THE BROOKLYN & LONG ISLAND CHAPTER
About BLI ACS
The American College of Surgeons was founded in 1913 as a professional association devoted to the advancement of the science of surgery and the ethical and competent practice of its art. Over the next several decades, the College gradually prospered and grew; and membership in the organization became regarded as evidence that one's surgical competence and ethical standards, as judged by his peers, were of the highest caliber.
Began in Brooklyn 90 years ago

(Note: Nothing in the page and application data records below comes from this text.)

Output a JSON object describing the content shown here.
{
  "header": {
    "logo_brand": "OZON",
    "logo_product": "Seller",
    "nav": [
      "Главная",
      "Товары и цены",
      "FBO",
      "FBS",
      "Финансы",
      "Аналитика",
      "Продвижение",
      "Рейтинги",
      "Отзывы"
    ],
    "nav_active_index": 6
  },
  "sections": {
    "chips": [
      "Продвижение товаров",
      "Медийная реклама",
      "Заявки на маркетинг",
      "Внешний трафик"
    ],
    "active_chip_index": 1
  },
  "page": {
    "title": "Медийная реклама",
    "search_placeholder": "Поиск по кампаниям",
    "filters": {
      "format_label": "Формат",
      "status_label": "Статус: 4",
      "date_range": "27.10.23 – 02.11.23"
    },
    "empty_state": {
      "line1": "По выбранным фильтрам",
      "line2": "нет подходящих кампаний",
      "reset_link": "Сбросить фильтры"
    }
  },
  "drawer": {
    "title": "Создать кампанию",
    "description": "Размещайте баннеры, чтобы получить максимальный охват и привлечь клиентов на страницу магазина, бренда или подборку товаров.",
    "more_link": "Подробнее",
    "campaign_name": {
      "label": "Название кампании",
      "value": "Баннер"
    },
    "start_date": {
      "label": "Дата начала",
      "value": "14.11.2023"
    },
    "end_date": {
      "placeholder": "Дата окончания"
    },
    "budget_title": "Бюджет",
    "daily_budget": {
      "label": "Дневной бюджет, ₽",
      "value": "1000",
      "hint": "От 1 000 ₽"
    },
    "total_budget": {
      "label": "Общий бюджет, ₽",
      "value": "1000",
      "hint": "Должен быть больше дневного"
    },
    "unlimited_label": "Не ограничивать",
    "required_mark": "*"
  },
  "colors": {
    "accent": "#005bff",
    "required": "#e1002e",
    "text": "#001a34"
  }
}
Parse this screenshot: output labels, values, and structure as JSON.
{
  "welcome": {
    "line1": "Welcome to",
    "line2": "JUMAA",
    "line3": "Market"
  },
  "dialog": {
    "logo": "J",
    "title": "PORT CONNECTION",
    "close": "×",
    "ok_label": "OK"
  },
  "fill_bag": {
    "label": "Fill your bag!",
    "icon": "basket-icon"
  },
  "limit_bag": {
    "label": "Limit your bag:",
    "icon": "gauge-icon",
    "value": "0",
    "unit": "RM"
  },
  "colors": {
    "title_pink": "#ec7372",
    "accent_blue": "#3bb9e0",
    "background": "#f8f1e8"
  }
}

Some of the success and achievements of the ACS can be credited to the Brooklyn-Long Island Chapter which had its beginnings in Brooklyn ninety years ago in April, 1930, when Dr. John E. Jennings and Dr. Charles A. Gordon began negotiations with the College's Board of Regents to establish such a chapter. This proposal was a bold, entirely new concept for the College, and it was debated in numerous conferences at the central headquarters before it was finally approved by the Executive Committee of the Board of Regents on December 9, 1930.

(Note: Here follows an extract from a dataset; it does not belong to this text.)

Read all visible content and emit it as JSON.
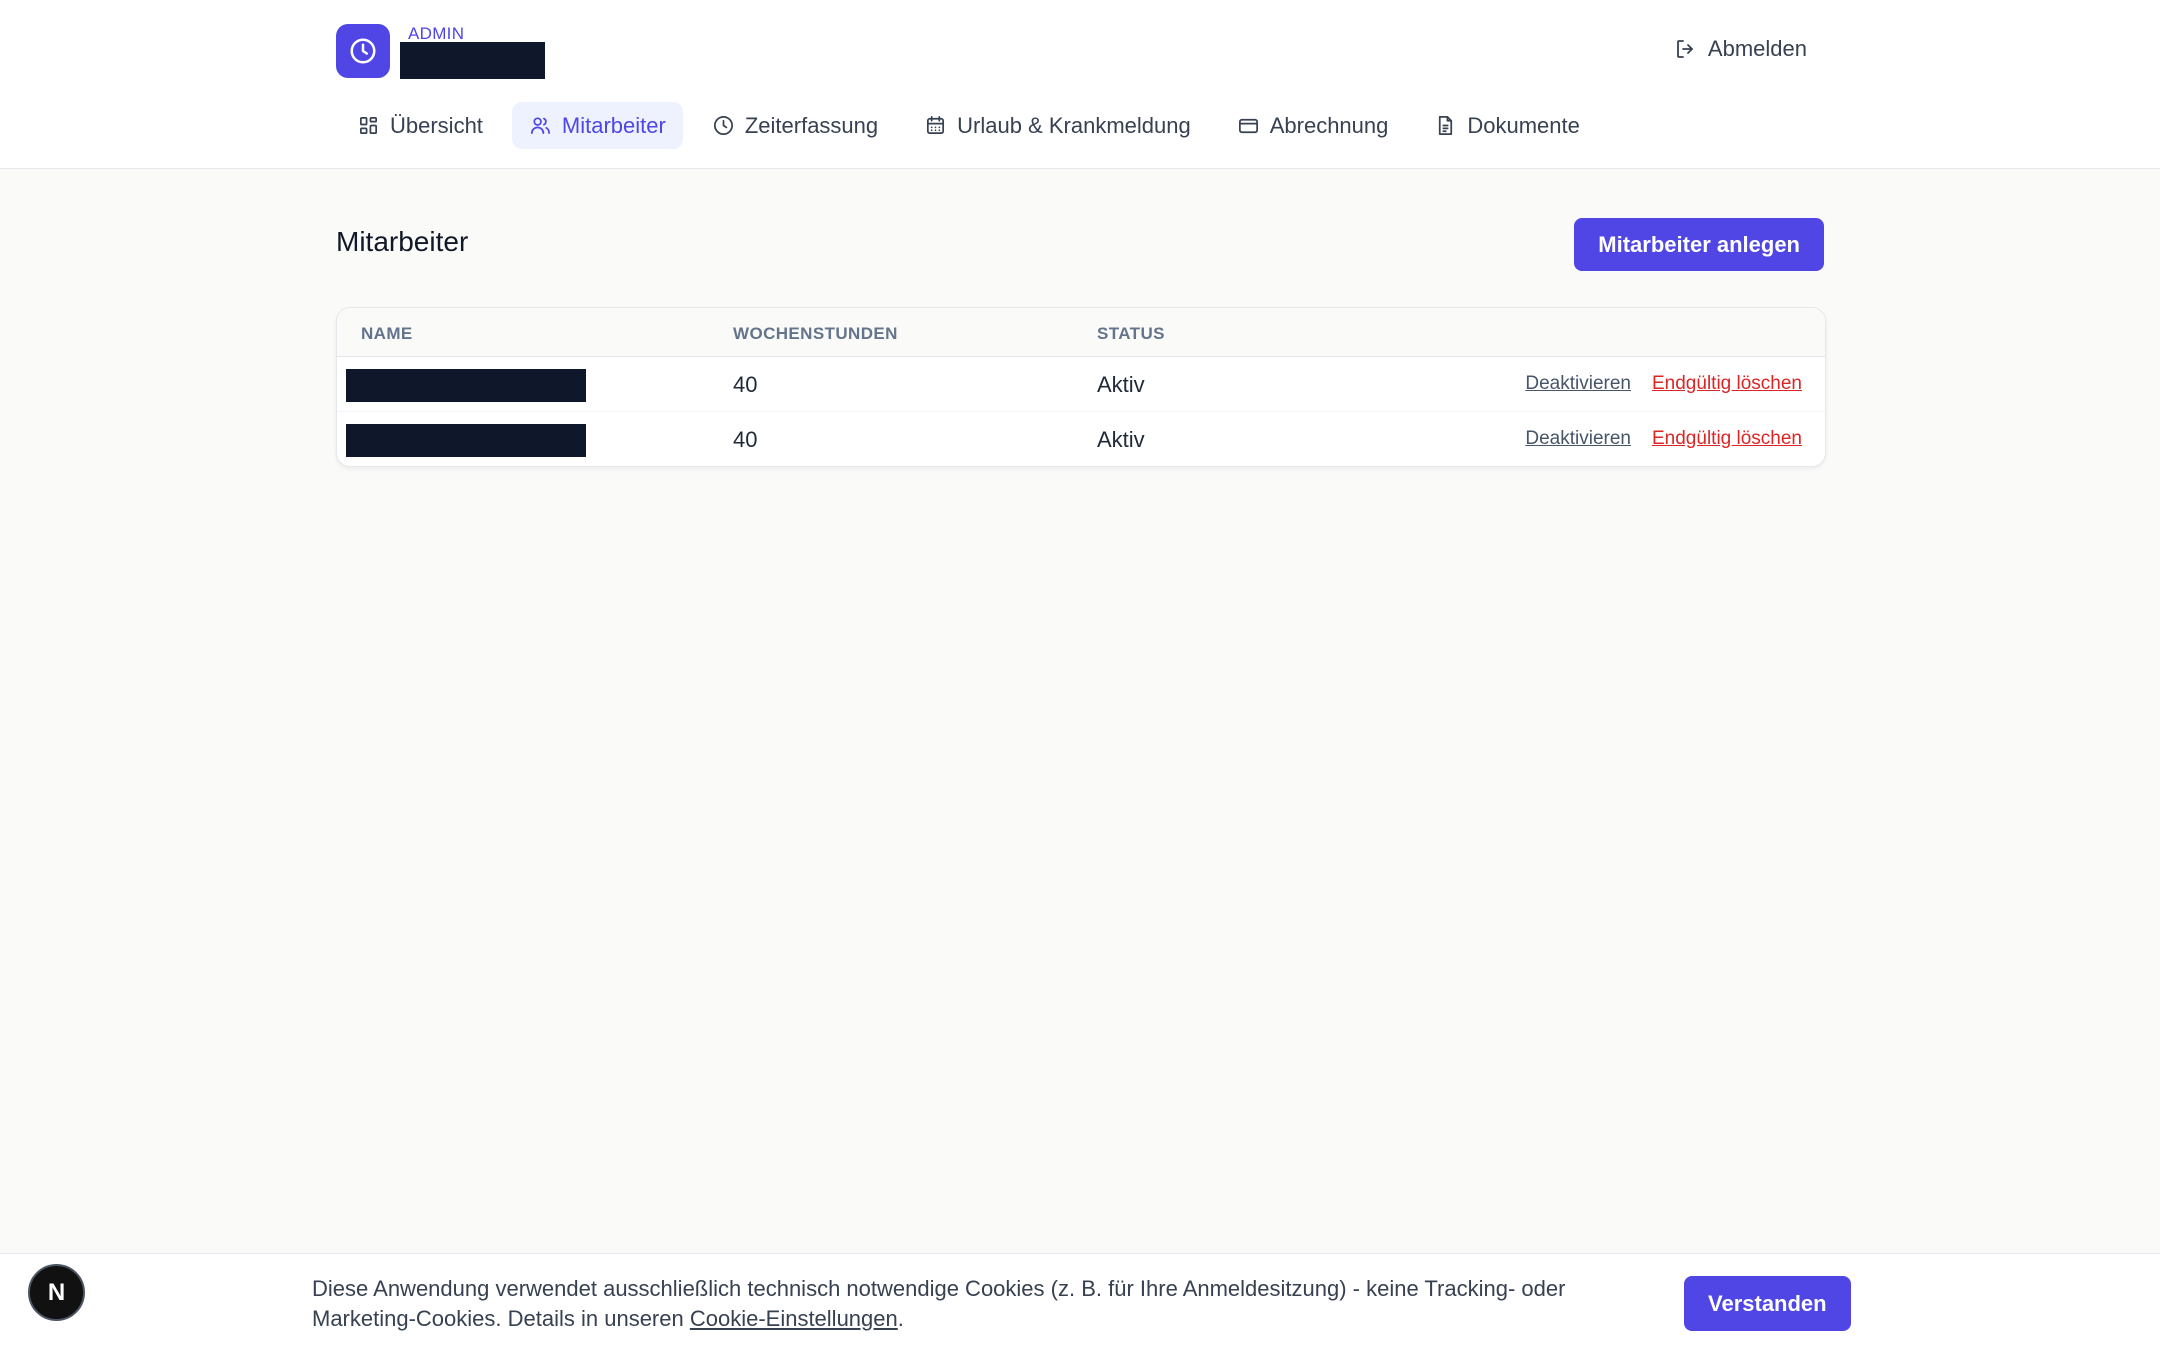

The Great Seal of the American College of Surgeons has been the official Insignia of the College since 1915. It is used on all official material and publications.
In 1915, the first Director of the College, Dr. John G. Bowman, urged the Regents and the Secretary, Dr. Franklin H. Martin to authorize a competition among Chicago artists for the design of a seal, to replace a simple rod and serpent used in the first yearbooks. The prized result has been in use ever since, without change.
Image courtesy of the Archives of the American College of Surgeons.
The official description of the Seal reads as follows: The tree is said to represent the tree of knowledge, appearing to shelter Aesculapius and the Indian Medicine Man. Aesculapius was a Greek god synonymous with healing. Aesculapius is draped in conventional Greek fashion, wears sandals and holds aloft, the rod and serpent, a common emblem of mystery and healing. The Indian Medicine Man, an important figure in most primitive societies, is garbed in a buffalo robe, and moccasins, with a white feather in his hair, a gourd rattle in one hand, and a skin medicine pouch, decorated with feathers and paint, at his side. These are typical of the native resources in America.
The words “American College of Surgeons” appear in a circle around the upper portion of the emblem. Below it appear the words “Founded in 1913” and “Omnibus per artem fidemque prodesse”: “To serve all with skill and fidelity.”
At the Chapter's founding meeting, officers were elected as well as a council, a Committee on Applicants, a Committee on Practice, and a Scientific Committee were appointed. The founders and officers recognized early that the Chapter could be of tremendous value to the local Fellows. Aside from sectional meetings and annual congresses, most Fellows seemed to feel that little was being done for them by the College itself. To offset this and to correct it, the Chapter's Scientific Committee began arranging almost immediately for field trips to various outstanding medical centers. This, then, was the beginning of continuing medical education and the enhancement of surgical knowledge and techniques.
The American College of Surgeons had begun its Hospital Standardization Program in 1917, and for many years it sent surveyors across the nations to examine hospitals for quality of care. The program was an excellent, wholly unselfish project which had been developed in the public interest and was financed by the College through its practicing surgeons and offered without cost to the populace. Faced by rising costs and the interests of other groups who sought a role in the standardization of hospitals, the College relinquished this important task to the Joint Commission on Accreditation of Hospitals in 1955.
In 1955, on petition to the Board of Regents, the Brooklyn-Long Island Chapter was granted Charter No. 1 by the College on August 6, 1951.
In 1972, the Chapter organized it Young Surgeons program, consisting of all Fellows less than 45 years of age.